• [Problem requirements]
Scan the records below. Copy every line in which the word "title" appears.

Stored records:
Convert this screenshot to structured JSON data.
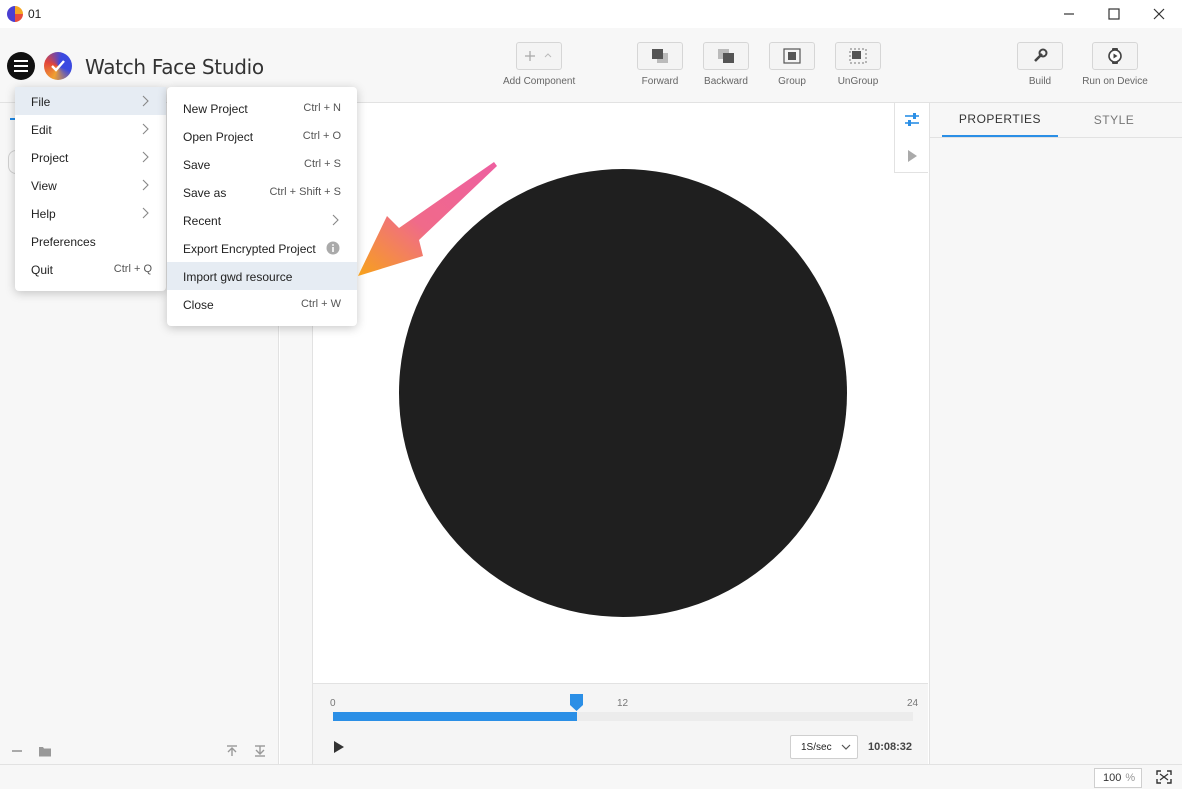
{
  "window": {
    "title": "01"
  },
  "app": {
    "name": "Watch Face Studio"
  },
  "toolbar": {
    "add_component": "Add Component",
    "forward": "Forward",
    "backward": "Backward",
    "group": "Group",
    "ungroup": "UnGroup",
    "build": "Build",
    "run_on_device": "Run on Device"
  },
  "main_menu": {
    "items": [
      {
        "label": "File",
        "has_submenu": true,
        "highlighted": true
      },
      {
        "label": "Edit",
        "has_submenu": true
      },
      {
        "label": "Project",
        "has_submenu": true
      },
      {
        "label": "View",
        "has_submenu": true
      },
      {
        "label": "Help",
        "has_submenu": true
      },
      {
        "label": "Preferences"
      },
      {
        "label": "Quit",
        "shortcut": "Ctrl + Q"
      }
    ]
  },
  "file_menu": {
    "items": [
      {
        "label": "New Project",
        "shortcut": "Ctrl + N"
      },
      {
        "label": "Open Project",
        "shortcut": "Ctrl + O"
      },
      {
        "label": "Save",
        "shortcut": "Ctrl + S"
      },
      {
        "label": "Save as",
        "shortcut": "Ctrl + Shift + S"
      },
      {
        "label": "Recent",
        "has_submenu": true
      },
      {
        "label": "Export Encrypted Project",
        "info_icon": true
      },
      {
        "label": "Import gwd resource",
        "highlighted": true
      },
      {
        "label": "Close",
        "shortcut": "Ctrl + W"
      }
    ]
  },
  "timeline": {
    "tick_start": "0",
    "tick_mid": "12",
    "tick_end": "24",
    "progress": 0.42,
    "speed": "1S/sec",
    "time": "10:08:32"
  },
  "right_panel": {
    "tab_properties": "PROPERTIES",
    "tab_style": "STYLE"
  },
  "status": {
    "zoom_value": "100",
    "zoom_unit": "%"
  },
  "colors": {
    "accent": "#2b8fe6",
    "watch_face": "#1f1f1f",
    "menu_highlight": "#e6ecf3",
    "annotation_arrow": "#f0609a"
  }
}
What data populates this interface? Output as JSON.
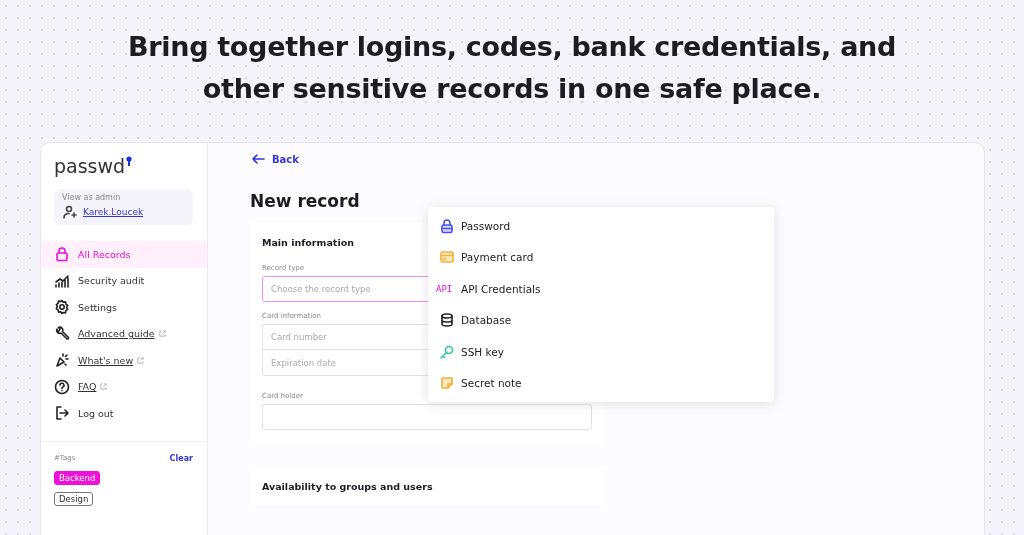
{
  "headline": "Bring together logins, codes, bank credentials, and other sensitive records in one safe place.",
  "sidebar": {
    "logo": "passwd",
    "admin": {
      "caption": "View as admin",
      "user": "Karek.Loucek"
    },
    "items": [
      {
        "kind": "lock",
        "label": "All Records",
        "selected": true,
        "external": false
      },
      {
        "kind": "chart",
        "label": "Security audit",
        "selected": false,
        "external": false
      },
      {
        "kind": "gear",
        "label": "Settings",
        "selected": false,
        "external": false
      },
      {
        "kind": "wrench",
        "label": "Advanced guide",
        "selected": false,
        "external": true
      },
      {
        "kind": "sparkle",
        "label": "What's new",
        "selected": false,
        "external": true
      },
      {
        "kind": "question",
        "label": "FAQ",
        "selected": false,
        "external": true
      },
      {
        "kind": "logout",
        "label": "Log out",
        "selected": false,
        "external": false
      }
    ],
    "tags": {
      "title": "#Tags",
      "clear": "Clear",
      "items": [
        {
          "label": "Backend",
          "selected": true
        },
        {
          "label": "Design",
          "selected": false
        }
      ]
    }
  },
  "main": {
    "back": "Back",
    "title": "New record",
    "card": {
      "title": "Main information",
      "record_type": {
        "label": "Record type",
        "placeholder": "Choose the record type",
        "focused": true
      },
      "card_information": {
        "label": "Card information",
        "fields": [
          {
            "placeholder": "Card number"
          },
          {
            "placeholder": "Expiration date"
          }
        ]
      },
      "card_holder": {
        "label": "Card holder"
      }
    },
    "second_card": {
      "title": "Availability to groups and users"
    }
  },
  "dropdown": [
    {
      "kind": "password",
      "label": "Password"
    },
    {
      "kind": "card",
      "label": "Payment card"
    },
    {
      "kind": "api",
      "icon_text": "API",
      "label": "API Credentials"
    },
    {
      "kind": "database",
      "label": "Database"
    },
    {
      "kind": "key",
      "label": "SSH key"
    },
    {
      "kind": "note",
      "label": "Secret note"
    }
  ]
}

• [Reply to the exercise]
    "title": "01"
      "title": "#Tags",
    "title": "New record",
      "title": "Main information",
      "title": "Availability to groups and users"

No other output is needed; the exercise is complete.